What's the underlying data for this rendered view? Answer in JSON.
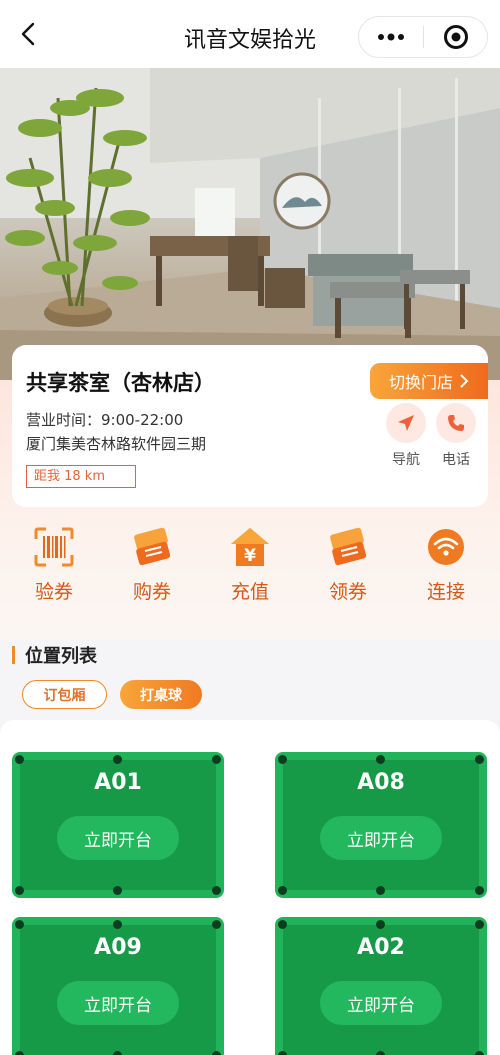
{
  "header": {
    "title": "讯音文娱拾光"
  },
  "store": {
    "name": "共享茶室（杏林店）",
    "switch_label": "切换门店",
    "hours": "营业时间：9:00-22:00",
    "address": "厦门集美杏林路软件园三期",
    "distance": "距我 18 km",
    "actions": [
      {
        "label": "导航",
        "icon": "paper-plane-icon"
      },
      {
        "label": "电话",
        "icon": "phone-icon"
      }
    ]
  },
  "menu": [
    {
      "label": "验券",
      "icon": "barcode-scan-icon"
    },
    {
      "label": "购券",
      "icon": "ticket-icon"
    },
    {
      "label": "充值",
      "icon": "yuan-house-icon"
    },
    {
      "label": "领券",
      "icon": "ticket-icon"
    },
    {
      "label": "连接",
      "icon": "wifi-icon"
    }
  ],
  "section": {
    "title": "位置列表"
  },
  "tabs": [
    {
      "label": "订包厢",
      "active": false
    },
    {
      "label": "打桌球",
      "active": true
    }
  ],
  "tables": [
    {
      "code": "A01",
      "action": "立即开台"
    },
    {
      "code": "A08",
      "action": "立即开台"
    },
    {
      "code": "A09",
      "action": "立即开台"
    },
    {
      "code": "A02",
      "action": "立即开台"
    }
  ],
  "colors": {
    "accent": "#f08a2a",
    "table_green": "#20b35a",
    "menu_text": "#d45a18"
  }
}
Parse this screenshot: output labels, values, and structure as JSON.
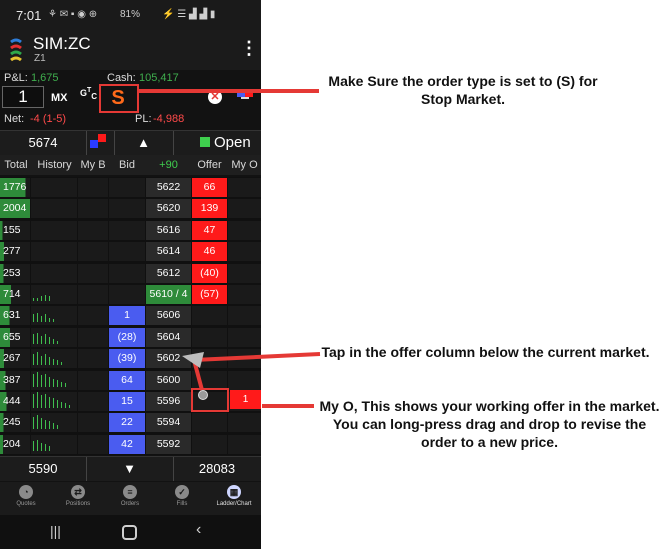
{
  "status_bar": {
    "time": "7:01",
    "battery": "81%"
  },
  "header": {
    "symbol": "SIM:ZC",
    "contract": "Z1"
  },
  "account": {
    "pl_label": "P&L:",
    "pl_value": "1,675",
    "cash_label": "Cash:",
    "cash_value": "105,417",
    "net_label": "Net:",
    "net_value": "-4 (1-5)",
    "open_pl_label": "PL:",
    "open_pl_value": "-4,988"
  },
  "order_entry": {
    "quantity": "1",
    "mx_label": "MX",
    "gtc_label": "GTC",
    "order_type": "S"
  },
  "top_bar": {
    "left_price": "5674",
    "open_label": "Open"
  },
  "columns": [
    "Total",
    "History",
    "My B",
    "Bid",
    "+90",
    "Offer",
    "My O"
  ],
  "ladder_rows": [
    {
      "total": "1776",
      "total_w": 0.85,
      "history": [],
      "bid": "",
      "price": "5622",
      "offer": "66",
      "my_offer": ""
    },
    {
      "total": "2004",
      "total_w": 1.0,
      "history": [],
      "bid": "",
      "price": "5620",
      "offer": "139",
      "my_offer": ""
    },
    {
      "total": "155",
      "total_w": 0.08,
      "history": [],
      "bid": "",
      "price": "5616",
      "offer": "47",
      "my_offer": ""
    },
    {
      "total": "277",
      "total_w": 0.14,
      "history": [],
      "bid": "",
      "price": "5614",
      "offer": "46",
      "my_offer": ""
    },
    {
      "total": "253",
      "total_w": 0.12,
      "history": [],
      "bid": "",
      "price": "5612",
      "offer": "(40)",
      "my_offer": ""
    },
    {
      "total": "714",
      "total_w": 0.36,
      "history": [
        2,
        2,
        3,
        4,
        3
      ],
      "bid": "",
      "price": "5610 / 4",
      "offer": "(57)",
      "my_offer": "",
      "highlight": true
    },
    {
      "total": "631",
      "total_w": 0.32,
      "history": [
        5,
        6,
        4,
        5,
        3,
        2
      ],
      "bid": "1",
      "price": "5606",
      "offer": "",
      "my_offer": ""
    },
    {
      "total": "655",
      "total_w": 0.33,
      "history": [
        6,
        7,
        5,
        6,
        4,
        3,
        2
      ],
      "bid": "(28)",
      "price": "5604",
      "offer": "",
      "my_offer": ""
    },
    {
      "total": "267",
      "total_w": 0.13,
      "history": [
        7,
        8,
        6,
        7,
        5,
        4,
        3,
        2
      ],
      "bid": "(39)",
      "price": "5602",
      "offer": "",
      "my_offer": ""
    },
    {
      "total": "387",
      "total_w": 0.19,
      "history": [
        8,
        9,
        7,
        8,
        6,
        5,
        4,
        3,
        2
      ],
      "bid": "64",
      "price": "5600",
      "offer": "",
      "my_offer": ""
    },
    {
      "total": "444",
      "total_w": 0.22,
      "history": [
        9,
        10,
        8,
        9,
        7,
        6,
        5,
        4,
        3,
        2
      ],
      "bid": "15",
      "price": "5596",
      "offer": "",
      "my_offer": ""
    },
    {
      "total": "245",
      "total_w": 0.12,
      "history": [
        8,
        9,
        7,
        6,
        5,
        4,
        3
      ],
      "bid": "22",
      "price": "5594",
      "offer": "",
      "my_offer": ""
    },
    {
      "total": "204",
      "total_w": 0.1,
      "history": [
        6,
        7,
        5,
        4,
        3
      ],
      "bid": "42",
      "price": "5592",
      "offer": "",
      "my_offer": ""
    }
  ],
  "working_order_label": "1",
  "footer": {
    "left_price": "5590",
    "right_value": "28083"
  },
  "nav": [
    {
      "label": "Quotes",
      "icon": "quotes-icon"
    },
    {
      "label": "Positions",
      "icon": "positions-icon"
    },
    {
      "label": "Orders",
      "icon": "orders-icon"
    },
    {
      "label": "Fills",
      "icon": "fills-icon"
    },
    {
      "label": "Ladder/Chart",
      "icon": "ladder-chart-icon"
    }
  ],
  "annotations": {
    "order_type": "Make Sure the order type is set to (S) for Stop Market.",
    "tap": "Tap in the offer column below the current market.",
    "my_o": "My O, This shows your working offer in the market. You can long-press drag and drop to revise the order to a new price."
  },
  "colors": {
    "bid_blue": "#4a5cf0",
    "offer_red": "#ff1a1a",
    "green": "#2e8b3a",
    "annot_red": "#e53935"
  }
}
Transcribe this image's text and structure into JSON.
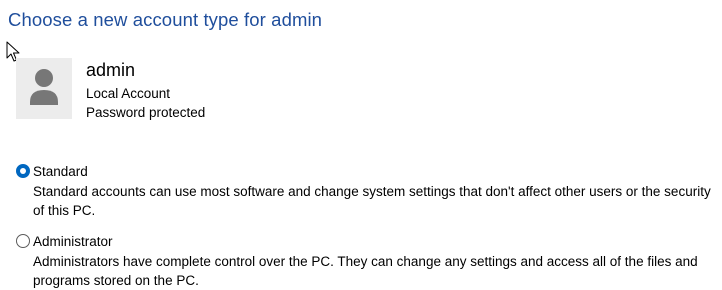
{
  "page": {
    "title": "Choose a new account type for admin"
  },
  "user": {
    "name": "admin",
    "account_type": "Local Account",
    "password_status": "Password protected",
    "avatar_icon": "user-avatar-icon"
  },
  "options": [
    {
      "label": "Standard",
      "description": "Standard accounts can use most software and change system settings that don't affect other users or the security of this PC.",
      "selected": true
    },
    {
      "label": "Administrator",
      "description": "Administrators have complete control over the PC. They can change any settings and access all of the files and programs stored on the PC.",
      "selected": false
    }
  ],
  "colors": {
    "title": "#1f4e9c",
    "radio_accent": "#0067c0",
    "avatar_bg": "#ececec",
    "avatar_fg": "#777777"
  }
}
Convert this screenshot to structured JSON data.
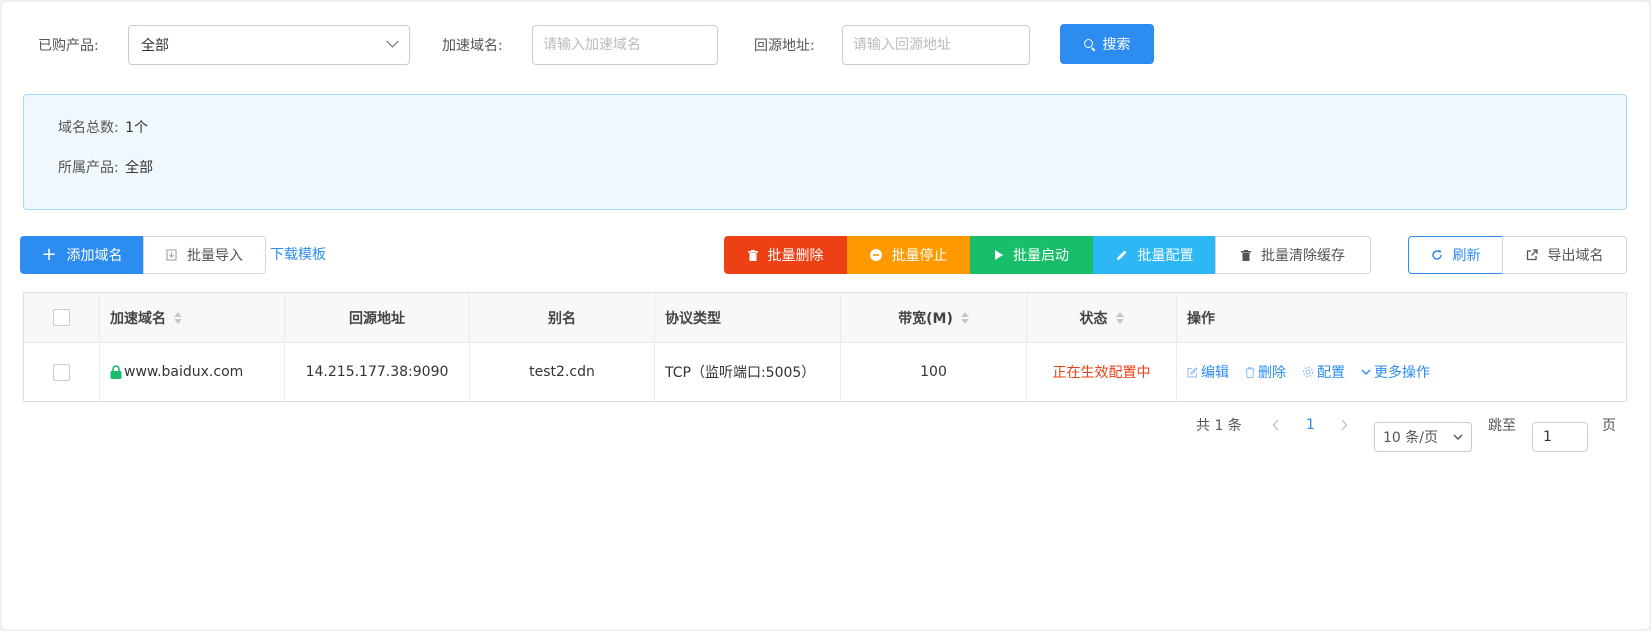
{
  "filters": {
    "product_label": "已购产品:",
    "product_value": "全部",
    "domain_label": "加速域名:",
    "domain_placeholder": "请输入加速域名",
    "origin_label": "回源地址:",
    "origin_placeholder": "请输入回源地址",
    "search_button": "搜索"
  },
  "summary": {
    "total_label": "域名总数:",
    "total_value": "1个",
    "product_label": "所属产品:",
    "product_value": "全部"
  },
  "toolbar": {
    "add_domain": "添加域名",
    "batch_import": "批量导入",
    "download_template": "下载模板",
    "batch_delete": "批量删除",
    "batch_stop": "批量停止",
    "batch_start": "批量启动",
    "batch_config": "批量配置",
    "batch_clear_cache": "批量清除缓存",
    "refresh": "刷新",
    "export_domains": "导出域名"
  },
  "table": {
    "headers": [
      "加速域名",
      "回源地址",
      "别名",
      "协议类型",
      "带宽(M)",
      "状态",
      "操作"
    ],
    "rows": [
      {
        "domain": "www.baidux.com",
        "origin": "14.215.177.38:9090",
        "alias": "test2.cdn",
        "protocol": "TCP（监听端口:5005）",
        "bandwidth": "100",
        "status": "正在生效配置中"
      }
    ],
    "actions": {
      "edit": "编辑",
      "delete": "删除",
      "config": "配置",
      "more": "更多操作"
    }
  },
  "pagination": {
    "total": "共 1 条",
    "current_page": "1",
    "page_size": "10 条/页",
    "jump_label": "跳至",
    "jump_value": "1",
    "page_suffix": "页"
  },
  "colors": {
    "primary": "#2d8cf0",
    "danger": "#ed4014",
    "warning": "#ff9900",
    "success": "#19be6b",
    "info": "#2db7f5",
    "status_text": "#ed4014"
  }
}
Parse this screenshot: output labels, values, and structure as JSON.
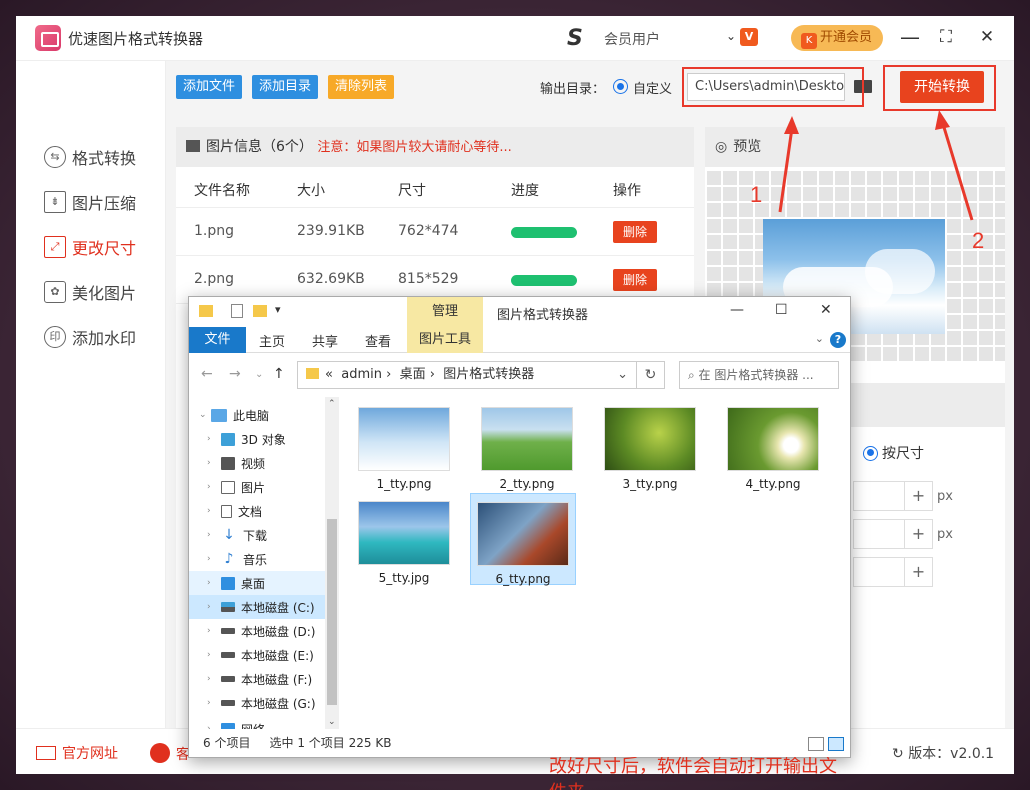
{
  "app": {
    "title": "优速图片格式转换器",
    "user_name": "会员用户",
    "vip_button": "开通会员",
    "vip_badge": "V",
    "vip_k": "K"
  },
  "window_controls": {
    "minimize": "—",
    "maximize": "⛶",
    "close": "✕"
  },
  "sidebar": {
    "items": [
      {
        "label": "格式转换",
        "icon": "format-convert-icon",
        "active": false
      },
      {
        "label": "图片压缩",
        "icon": "compress-icon",
        "active": false
      },
      {
        "label": "更改尺寸",
        "icon": "resize-icon",
        "active": true
      },
      {
        "label": "美化图片",
        "icon": "beautify-icon",
        "active": false
      },
      {
        "label": "添加水印",
        "icon": "watermark-icon",
        "active": false
      }
    ]
  },
  "toolbar": {
    "add_file": "添加文件",
    "add_dir": "添加目录",
    "clear_list": "清除列表",
    "output_label": "输出目录：",
    "custom_label": "自定义",
    "output_path": "C:\\Users\\admin\\Desktop",
    "start": "开始转换"
  },
  "file_info": {
    "title": "图片信息（6个）",
    "warning": "注意：如果图片较大请耐心等待...",
    "columns": [
      "文件名称",
      "大小",
      "尺寸",
      "进度",
      "操作"
    ],
    "rows": [
      {
        "name": "1.png",
        "size": "239.91KB",
        "dims": "762*474",
        "progress": 1.0,
        "action": "删除"
      },
      {
        "name": "2.png",
        "size": "632.69KB",
        "dims": "815*529",
        "progress": 1.0,
        "action": "删除"
      }
    ]
  },
  "preview": {
    "title": "预览",
    "by_size": "按尺寸",
    "unit": "px",
    "plus": "+"
  },
  "annotations": {
    "one": "1",
    "two": "2"
  },
  "bottom": {
    "website": "官方网址",
    "support": "客",
    "version": "版本：v2.0.1"
  },
  "explorer": {
    "manage": "管理",
    "tool_title": "图片格式转换器",
    "picture_tools": "图片工具",
    "tabs": [
      "文件",
      "主页",
      "共享",
      "查看"
    ],
    "address": [
      "admin",
      "桌面",
      "图片格式转换器"
    ],
    "address_prefix": "«",
    "search_placeholder": "在 图片格式转换器 ...",
    "tree": [
      {
        "label": "此电脑",
        "icon": "computer-icon",
        "expanded": true
      },
      {
        "label": "3D 对象",
        "icon": "3d-objects-icon"
      },
      {
        "label": "视频",
        "icon": "video-icon"
      },
      {
        "label": "图片",
        "icon": "pictures-icon"
      },
      {
        "label": "文档",
        "icon": "documents-icon"
      },
      {
        "label": "下载",
        "icon": "download-icon"
      },
      {
        "label": "音乐",
        "icon": "music-icon"
      },
      {
        "label": "桌面",
        "icon": "desktop-icon",
        "hover": true
      },
      {
        "label": "本地磁盘 (C:)",
        "icon": "drive-c-icon",
        "selected": true
      },
      {
        "label": "本地磁盘 (D:)",
        "icon": "drive-icon"
      },
      {
        "label": "本地磁盘 (E:)",
        "icon": "drive-icon"
      },
      {
        "label": "本地磁盘 (F:)",
        "icon": "drive-icon"
      },
      {
        "label": "本地磁盘 (G:)",
        "icon": "drive-icon"
      },
      {
        "label": "网络",
        "icon": "network-icon"
      }
    ],
    "files": [
      {
        "name": "1_tty.png",
        "colors": [
          "#8fc3ea",
          "#e9f3fa"
        ]
      },
      {
        "name": "2_tty.png",
        "colors": [
          "#9fc7e8",
          "#5eaa3a"
        ]
      },
      {
        "name": "3_tty.png",
        "colors": [
          "#3e6a1f",
          "#a9c842"
        ]
      },
      {
        "name": "4_tty.png",
        "colors": [
          "#5a8a2a",
          "#f4f4e0"
        ]
      },
      {
        "name": "5_tty.jpg",
        "colors": [
          "#4b86c9",
          "#38c1c8"
        ]
      },
      {
        "name": "6_tty.png",
        "colors": [
          "#2c5078",
          "#a9482a"
        ],
        "selected": true
      }
    ],
    "note": "改好尺寸后，软件会自动打开输出文件夹",
    "status_count": "6 个项目",
    "status_selected": "选中 1 个项目  225 KB"
  }
}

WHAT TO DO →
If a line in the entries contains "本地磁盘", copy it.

REPLY TO THE TASK →
        "label": "本地磁盘 (C:)",
        "label": "本地磁盘 (D:)",
        "label": "本地磁盘 (E:)",
        "label": "本地磁盘 (F:)",
        "label": "本地磁盘 (G:)",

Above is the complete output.